With all of the coverage in the news lately about Zika virus, it is understandable that parents have questions. Following are the facts you need to know about this virus. For the latest information about Zika, visit the Centers for Disease Control & Prevention Zika Resource Center.


Zika is a virus transmitted to humans through the bite of infected Aedes mosquitoes. It can cause the following symptoms:

  • Rash
  • Fever
  • Pink Eye
  • Joint Pain

Many people who have Zika will never know they were infected. Symptoms are usually mild and clear up in less than a week.


Zika can be a serious disease, particularly when it occurs in a pregnant woman. Infection during pregnancy can result in serious birth defects, including microcephaly (a smaller than normal brain and head associated with a wide range of physical and developmental issues).

Although most children and adults infected with Zika will only have mild illness, a small number may suffer complications involving the brain and nervous system (such as temporary or permanent paralysis). Deaths from Zika are rare.

While there is no vaccine to protect against Zika infection, the public, particularly pregnant women, are encouraged to refrain from traveling to areas where the outbreak is growing.


As of July 2016, no cases of Zika that have been transmitted locally by a mosquito bite have been reported in Texas, but Zika has been diagnosed in travelers returning to Texas from other countries.

Because Aedes mosquitoes are very common in Texas and across the Gulf Coast, these Zika cases among returning travelers could result in local spread of the virus.


Mosquitoes can carry Zika from person to person. If a mosquito bites a person with Zika and then a person without, the second person could get Zika from the first. The mosquitoes that spread Zika virus bite both indoors and outdoors. The Zika virus can also be spread through sexual contact with a partner who has Zika. Pregnant women can transmit Zika to their fetuses.


There are three simple things you can do to reduce the risk of being bitten by a mosquito and becoming infected with Zika:

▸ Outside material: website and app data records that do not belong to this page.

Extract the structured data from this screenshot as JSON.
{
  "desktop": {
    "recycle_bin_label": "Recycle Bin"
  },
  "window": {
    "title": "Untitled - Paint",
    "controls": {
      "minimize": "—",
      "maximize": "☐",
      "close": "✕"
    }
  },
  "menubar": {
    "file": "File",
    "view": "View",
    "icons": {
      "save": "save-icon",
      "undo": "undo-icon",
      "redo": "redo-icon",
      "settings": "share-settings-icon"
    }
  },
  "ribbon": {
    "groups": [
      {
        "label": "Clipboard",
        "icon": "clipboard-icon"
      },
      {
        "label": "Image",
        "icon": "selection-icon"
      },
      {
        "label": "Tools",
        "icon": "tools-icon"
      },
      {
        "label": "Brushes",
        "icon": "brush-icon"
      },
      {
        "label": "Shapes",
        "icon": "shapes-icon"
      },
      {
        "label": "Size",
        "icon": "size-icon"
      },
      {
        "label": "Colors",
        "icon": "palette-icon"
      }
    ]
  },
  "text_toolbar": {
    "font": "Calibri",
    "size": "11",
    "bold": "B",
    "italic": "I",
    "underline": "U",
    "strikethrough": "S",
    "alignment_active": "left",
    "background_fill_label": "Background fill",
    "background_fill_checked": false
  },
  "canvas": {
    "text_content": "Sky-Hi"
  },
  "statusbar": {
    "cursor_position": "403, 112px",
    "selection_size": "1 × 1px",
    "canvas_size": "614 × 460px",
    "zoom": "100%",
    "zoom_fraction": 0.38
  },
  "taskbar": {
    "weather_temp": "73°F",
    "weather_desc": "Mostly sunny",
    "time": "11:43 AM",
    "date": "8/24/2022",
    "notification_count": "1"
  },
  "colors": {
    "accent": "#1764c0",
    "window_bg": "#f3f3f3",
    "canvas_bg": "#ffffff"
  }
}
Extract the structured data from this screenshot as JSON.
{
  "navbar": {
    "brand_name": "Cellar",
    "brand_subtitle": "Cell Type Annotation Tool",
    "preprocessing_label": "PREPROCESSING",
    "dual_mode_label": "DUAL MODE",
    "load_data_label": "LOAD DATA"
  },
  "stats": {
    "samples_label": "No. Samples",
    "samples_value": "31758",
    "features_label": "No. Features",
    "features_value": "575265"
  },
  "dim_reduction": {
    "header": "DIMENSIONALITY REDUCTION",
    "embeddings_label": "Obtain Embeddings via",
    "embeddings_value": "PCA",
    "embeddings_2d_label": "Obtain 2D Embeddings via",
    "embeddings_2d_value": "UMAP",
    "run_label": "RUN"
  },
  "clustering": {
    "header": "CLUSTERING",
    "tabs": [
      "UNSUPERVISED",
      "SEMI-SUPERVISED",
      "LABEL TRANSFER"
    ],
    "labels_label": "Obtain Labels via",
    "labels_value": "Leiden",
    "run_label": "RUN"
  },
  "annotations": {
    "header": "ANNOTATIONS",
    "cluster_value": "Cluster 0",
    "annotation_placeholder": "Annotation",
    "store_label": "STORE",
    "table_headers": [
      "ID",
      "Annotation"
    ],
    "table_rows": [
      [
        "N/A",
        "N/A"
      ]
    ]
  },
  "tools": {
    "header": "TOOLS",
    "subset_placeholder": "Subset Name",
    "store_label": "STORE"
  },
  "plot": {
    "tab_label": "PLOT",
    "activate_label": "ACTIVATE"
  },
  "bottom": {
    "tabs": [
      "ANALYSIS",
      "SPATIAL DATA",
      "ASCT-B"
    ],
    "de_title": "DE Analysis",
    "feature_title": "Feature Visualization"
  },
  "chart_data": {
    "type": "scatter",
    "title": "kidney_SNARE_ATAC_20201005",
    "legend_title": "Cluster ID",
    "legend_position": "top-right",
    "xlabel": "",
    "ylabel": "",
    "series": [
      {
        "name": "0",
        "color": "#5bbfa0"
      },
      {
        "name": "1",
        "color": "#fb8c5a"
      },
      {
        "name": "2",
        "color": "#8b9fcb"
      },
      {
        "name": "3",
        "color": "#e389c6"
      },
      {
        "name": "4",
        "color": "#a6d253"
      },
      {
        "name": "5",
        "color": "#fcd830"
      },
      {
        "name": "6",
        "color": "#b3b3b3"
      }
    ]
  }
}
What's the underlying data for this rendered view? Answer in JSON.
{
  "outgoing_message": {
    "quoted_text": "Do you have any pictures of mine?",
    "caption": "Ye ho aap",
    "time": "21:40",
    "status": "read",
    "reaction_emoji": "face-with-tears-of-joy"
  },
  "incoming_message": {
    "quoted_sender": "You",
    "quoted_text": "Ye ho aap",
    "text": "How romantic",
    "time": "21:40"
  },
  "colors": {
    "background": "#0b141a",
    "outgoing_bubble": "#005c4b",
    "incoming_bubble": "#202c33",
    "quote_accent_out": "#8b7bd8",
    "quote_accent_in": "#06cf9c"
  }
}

  • Apply a DEET-containing insect repellent if you plan to be outdoors where mosquitoes are present. DEET is the most effective form of insect repellent and it is safe for pregnant women, breastfeeding women and children older than two months of age. Follow instructions on the product. Do not apply insect repellent onto a child’s hands, eyes or mouth, or onto a cut or irritated skin. Insect repellent may need to be reapplied. If you are also using sunscreen, apply sunscreen first and insect repellent second. 
  • If possible, use air conditioning and close windows and doors to keep mosquitoes out of your home. Repair or replace damaged screens on windows or doors. Inspect screens throughout the house. Simple duct tape can be used to repair holes in screens.
  • Inspect the area around your home and eliminate the places mosquitoes can use to lay eggs. Mosquitoes need standing water to reproduce. Empty, turn over, cover or throw out anything that can hold standing water, including old tires, buckets, planters, plastic pools, birdbaths, flower pots, trash cans, cups, toys, etc.


Centers for Disease Control and Prevention

Texas Children’s Hospital